PROBLEM DETAILS: In the data below, locate each line with the word "cambiar" and list it.

EXTRACTED INFORMATION:

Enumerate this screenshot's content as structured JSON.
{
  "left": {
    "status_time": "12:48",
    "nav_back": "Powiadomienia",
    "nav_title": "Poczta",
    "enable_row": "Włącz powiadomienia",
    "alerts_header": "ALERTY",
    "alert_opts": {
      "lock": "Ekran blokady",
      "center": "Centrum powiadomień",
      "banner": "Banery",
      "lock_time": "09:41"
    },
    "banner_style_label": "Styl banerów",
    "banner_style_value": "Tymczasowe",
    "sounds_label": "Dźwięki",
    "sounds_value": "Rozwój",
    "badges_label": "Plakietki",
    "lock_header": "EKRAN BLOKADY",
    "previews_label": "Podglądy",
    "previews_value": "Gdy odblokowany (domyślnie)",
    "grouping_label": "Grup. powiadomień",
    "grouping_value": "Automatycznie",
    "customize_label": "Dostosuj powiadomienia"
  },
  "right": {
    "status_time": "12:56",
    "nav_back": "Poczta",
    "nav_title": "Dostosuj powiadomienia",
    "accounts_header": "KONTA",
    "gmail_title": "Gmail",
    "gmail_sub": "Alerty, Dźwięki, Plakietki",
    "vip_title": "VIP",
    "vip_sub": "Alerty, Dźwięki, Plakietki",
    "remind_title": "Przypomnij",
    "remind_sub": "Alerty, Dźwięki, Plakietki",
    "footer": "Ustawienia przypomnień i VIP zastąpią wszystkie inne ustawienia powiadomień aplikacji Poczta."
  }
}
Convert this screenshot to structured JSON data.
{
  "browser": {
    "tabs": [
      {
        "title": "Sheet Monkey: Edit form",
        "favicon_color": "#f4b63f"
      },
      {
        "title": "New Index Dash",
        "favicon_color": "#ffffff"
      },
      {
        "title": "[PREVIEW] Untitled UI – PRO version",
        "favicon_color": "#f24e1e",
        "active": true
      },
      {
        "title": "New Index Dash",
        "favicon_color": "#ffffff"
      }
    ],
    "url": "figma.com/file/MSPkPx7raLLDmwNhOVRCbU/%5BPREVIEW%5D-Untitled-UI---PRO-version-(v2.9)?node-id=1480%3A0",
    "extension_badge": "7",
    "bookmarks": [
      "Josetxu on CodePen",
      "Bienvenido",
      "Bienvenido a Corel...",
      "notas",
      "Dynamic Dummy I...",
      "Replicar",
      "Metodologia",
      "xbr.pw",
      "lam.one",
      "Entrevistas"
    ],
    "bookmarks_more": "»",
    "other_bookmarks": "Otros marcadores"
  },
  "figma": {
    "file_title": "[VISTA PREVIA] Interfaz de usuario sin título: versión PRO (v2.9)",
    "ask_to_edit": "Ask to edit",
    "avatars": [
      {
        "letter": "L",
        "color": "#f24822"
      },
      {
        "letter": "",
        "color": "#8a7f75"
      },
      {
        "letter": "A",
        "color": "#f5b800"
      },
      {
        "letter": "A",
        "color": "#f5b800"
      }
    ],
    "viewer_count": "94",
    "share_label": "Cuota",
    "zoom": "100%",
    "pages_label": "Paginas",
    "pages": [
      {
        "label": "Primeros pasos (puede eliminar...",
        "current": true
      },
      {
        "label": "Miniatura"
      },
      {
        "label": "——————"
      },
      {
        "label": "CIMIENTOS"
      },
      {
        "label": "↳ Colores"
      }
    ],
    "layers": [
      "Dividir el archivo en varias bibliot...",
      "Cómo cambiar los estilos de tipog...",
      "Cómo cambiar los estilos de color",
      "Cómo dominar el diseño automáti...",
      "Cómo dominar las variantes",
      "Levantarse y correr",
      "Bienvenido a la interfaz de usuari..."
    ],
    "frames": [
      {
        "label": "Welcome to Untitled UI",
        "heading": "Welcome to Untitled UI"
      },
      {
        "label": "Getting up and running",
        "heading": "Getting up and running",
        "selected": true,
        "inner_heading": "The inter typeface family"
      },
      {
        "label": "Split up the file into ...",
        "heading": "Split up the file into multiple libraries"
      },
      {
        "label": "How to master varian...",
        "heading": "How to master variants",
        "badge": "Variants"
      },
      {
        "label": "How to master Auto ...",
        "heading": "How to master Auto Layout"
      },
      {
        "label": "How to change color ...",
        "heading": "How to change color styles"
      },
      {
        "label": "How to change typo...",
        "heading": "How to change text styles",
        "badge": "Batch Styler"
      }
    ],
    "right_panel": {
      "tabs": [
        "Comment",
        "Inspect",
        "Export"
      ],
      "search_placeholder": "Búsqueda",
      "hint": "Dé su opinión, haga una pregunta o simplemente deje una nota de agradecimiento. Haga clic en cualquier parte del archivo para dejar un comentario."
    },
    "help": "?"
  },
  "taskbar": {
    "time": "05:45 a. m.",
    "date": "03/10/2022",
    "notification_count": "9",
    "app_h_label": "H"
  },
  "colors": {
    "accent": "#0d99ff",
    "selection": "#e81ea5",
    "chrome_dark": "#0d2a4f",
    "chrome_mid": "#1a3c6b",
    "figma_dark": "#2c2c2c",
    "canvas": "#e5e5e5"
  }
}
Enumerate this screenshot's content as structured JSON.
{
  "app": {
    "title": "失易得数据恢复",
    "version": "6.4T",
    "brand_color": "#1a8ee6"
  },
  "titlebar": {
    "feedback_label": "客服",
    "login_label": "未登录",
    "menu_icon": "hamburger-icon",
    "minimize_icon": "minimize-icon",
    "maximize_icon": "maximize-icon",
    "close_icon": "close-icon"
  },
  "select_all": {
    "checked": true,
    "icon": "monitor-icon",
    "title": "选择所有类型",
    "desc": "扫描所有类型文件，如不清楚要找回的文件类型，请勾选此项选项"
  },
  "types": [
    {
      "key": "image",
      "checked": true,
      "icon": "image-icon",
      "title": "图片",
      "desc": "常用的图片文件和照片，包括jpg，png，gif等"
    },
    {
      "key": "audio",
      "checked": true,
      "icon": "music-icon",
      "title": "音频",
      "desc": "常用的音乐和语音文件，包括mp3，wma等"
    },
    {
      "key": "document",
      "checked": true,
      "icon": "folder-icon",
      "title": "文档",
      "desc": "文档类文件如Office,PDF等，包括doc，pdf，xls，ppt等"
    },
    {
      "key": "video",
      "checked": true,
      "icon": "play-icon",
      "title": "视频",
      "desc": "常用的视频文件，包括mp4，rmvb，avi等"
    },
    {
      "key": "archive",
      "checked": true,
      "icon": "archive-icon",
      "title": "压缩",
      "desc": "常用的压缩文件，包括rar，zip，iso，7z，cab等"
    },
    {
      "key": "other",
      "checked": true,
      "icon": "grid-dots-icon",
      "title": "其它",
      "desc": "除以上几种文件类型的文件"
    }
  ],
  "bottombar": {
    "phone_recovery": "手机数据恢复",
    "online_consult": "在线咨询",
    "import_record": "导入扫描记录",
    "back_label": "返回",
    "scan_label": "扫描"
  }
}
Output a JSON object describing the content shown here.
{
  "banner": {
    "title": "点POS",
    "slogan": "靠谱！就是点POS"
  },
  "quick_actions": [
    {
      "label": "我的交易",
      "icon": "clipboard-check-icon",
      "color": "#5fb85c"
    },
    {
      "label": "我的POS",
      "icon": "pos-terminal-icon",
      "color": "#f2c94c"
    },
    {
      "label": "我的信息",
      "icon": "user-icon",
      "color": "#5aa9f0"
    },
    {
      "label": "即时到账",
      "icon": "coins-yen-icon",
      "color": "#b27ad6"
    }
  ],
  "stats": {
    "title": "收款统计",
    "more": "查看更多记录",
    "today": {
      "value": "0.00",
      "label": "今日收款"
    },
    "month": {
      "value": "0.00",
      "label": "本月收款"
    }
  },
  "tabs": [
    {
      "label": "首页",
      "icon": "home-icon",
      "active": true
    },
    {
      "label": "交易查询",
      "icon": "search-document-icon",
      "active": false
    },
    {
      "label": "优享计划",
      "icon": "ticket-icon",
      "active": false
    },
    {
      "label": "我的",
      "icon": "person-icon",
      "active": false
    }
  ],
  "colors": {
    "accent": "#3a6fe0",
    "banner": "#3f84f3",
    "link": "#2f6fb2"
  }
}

TASK RESPONSE:
      "Cómo cambiar los estilos de tipog...",
      "Cómo cambiar los estilos de color",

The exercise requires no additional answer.